Jump to Main Content
Creatine supplementation exacerbates ethanol-induced hepatic damage in mice
- Marinello, Poliana Camila, Cella, P.S., Testa, M.T.J., Guirro, P.B., Brito, W.A.S., Borges, F.H., Cecchini, R., Cecchini, A.L., Duarte, J.A., Deminice, R.
- Nutrition 2019 v.66 pp. 122-130
- alanine transaminase, blood, carbohydrates, creatine, diet, ethanol, euthanasia, fatty liver, gene expression, histology, inflammation, laboratory animals, lipids, liver, metabolism, mice, models, oxidative stress, protective effect, proteins

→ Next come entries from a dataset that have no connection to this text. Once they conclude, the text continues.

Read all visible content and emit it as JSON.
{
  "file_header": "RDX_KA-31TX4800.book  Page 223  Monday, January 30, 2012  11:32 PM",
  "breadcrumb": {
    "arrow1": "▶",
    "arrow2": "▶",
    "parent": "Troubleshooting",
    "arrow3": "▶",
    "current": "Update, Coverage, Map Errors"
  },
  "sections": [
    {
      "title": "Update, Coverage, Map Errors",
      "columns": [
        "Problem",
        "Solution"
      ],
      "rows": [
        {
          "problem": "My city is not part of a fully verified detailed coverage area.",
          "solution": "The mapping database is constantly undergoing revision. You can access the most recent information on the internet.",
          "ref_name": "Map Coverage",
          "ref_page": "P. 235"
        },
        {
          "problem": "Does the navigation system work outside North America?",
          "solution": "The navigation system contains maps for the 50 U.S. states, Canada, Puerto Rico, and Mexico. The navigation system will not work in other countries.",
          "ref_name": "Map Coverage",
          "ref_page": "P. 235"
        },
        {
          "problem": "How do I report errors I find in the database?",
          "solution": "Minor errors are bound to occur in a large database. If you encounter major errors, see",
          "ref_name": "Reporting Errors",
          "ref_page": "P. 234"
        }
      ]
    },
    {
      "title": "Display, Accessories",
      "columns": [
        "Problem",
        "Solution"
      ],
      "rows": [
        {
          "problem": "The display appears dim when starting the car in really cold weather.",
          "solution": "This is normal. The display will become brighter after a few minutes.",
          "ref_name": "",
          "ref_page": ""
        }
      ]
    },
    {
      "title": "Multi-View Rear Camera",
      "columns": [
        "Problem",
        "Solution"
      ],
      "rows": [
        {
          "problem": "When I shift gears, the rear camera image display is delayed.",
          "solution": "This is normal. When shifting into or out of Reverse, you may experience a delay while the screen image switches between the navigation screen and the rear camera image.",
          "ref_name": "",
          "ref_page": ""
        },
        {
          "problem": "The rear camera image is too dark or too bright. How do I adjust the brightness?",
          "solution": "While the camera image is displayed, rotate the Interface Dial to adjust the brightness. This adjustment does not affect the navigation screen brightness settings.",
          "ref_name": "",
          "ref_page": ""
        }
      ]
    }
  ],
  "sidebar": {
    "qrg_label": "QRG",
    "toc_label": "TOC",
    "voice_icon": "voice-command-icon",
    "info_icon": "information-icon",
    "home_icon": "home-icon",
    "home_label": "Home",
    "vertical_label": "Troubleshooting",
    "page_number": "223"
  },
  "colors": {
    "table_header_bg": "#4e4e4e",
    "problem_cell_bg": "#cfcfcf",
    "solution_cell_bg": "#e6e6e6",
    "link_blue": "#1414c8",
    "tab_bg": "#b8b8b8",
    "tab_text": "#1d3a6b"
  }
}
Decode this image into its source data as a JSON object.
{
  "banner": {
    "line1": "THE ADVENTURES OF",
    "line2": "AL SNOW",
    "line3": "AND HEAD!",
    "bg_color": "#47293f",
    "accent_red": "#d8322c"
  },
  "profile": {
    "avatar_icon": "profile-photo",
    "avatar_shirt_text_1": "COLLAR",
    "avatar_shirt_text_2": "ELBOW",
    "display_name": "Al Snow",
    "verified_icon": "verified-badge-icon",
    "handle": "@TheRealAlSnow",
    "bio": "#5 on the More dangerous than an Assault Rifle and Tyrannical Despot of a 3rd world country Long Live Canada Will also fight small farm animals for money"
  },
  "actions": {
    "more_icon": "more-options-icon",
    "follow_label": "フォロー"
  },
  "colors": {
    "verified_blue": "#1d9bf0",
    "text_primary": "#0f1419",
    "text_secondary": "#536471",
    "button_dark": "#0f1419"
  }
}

- The aim of this study was to investigate the effects of creatine supplementation on early stages of ethanol-induced hepatic damage.Male Swiss mice were divided into three groups (n = 12/group): control (C), ethanol (E), and ethanol supplemented with creatine (EC). The control group received a diet containing 15.8% of total calories from proteins, 46.3% from carbohydrates, and 37.9% from lipids. The ethanol and ethanol and creatine groups received diets containing 15.8% of total calories from proteins, 16.2% from carbohydrates, and 34.5% from lipids; the remaining calories were obtained from the addition of 5% of 95% ethanol. Creatine (1%; weight/vol) was added to the diet of EC mice. After 14 and 28 d, six animals from each group were sacrificed, generating subdivisions in each group: C14 and C28, E14 and E28, EC14 and EC28. After sacrifice, the liver was removed, weighed, and prepared for histologic, biochemical, and molecular analysis, and blood was collected.Ethanol intake induced mild cell degeneration, liver damage, oxidative lesions, and inflammation. Surprisingly, ethanol intake combined with creatine exacerbated cell degeneration and fat accumulation, hepatic expression of genes related with ethanol metabolism, oxidative stress and inflammation, and promoted oxidative stress and elevated plasma alanine aminotransferase (P < 0.05).Creatine supplementation associated with ethanol is able to interfere in the alcohol metabolism and oxidative stress and to exacerbate ethanol-induced hepatic damage. These new findings are opposite to those observed in several studies where protective effects of creatine in a wide variety of injury models, including non-alcoholic fatty liver disease, were described.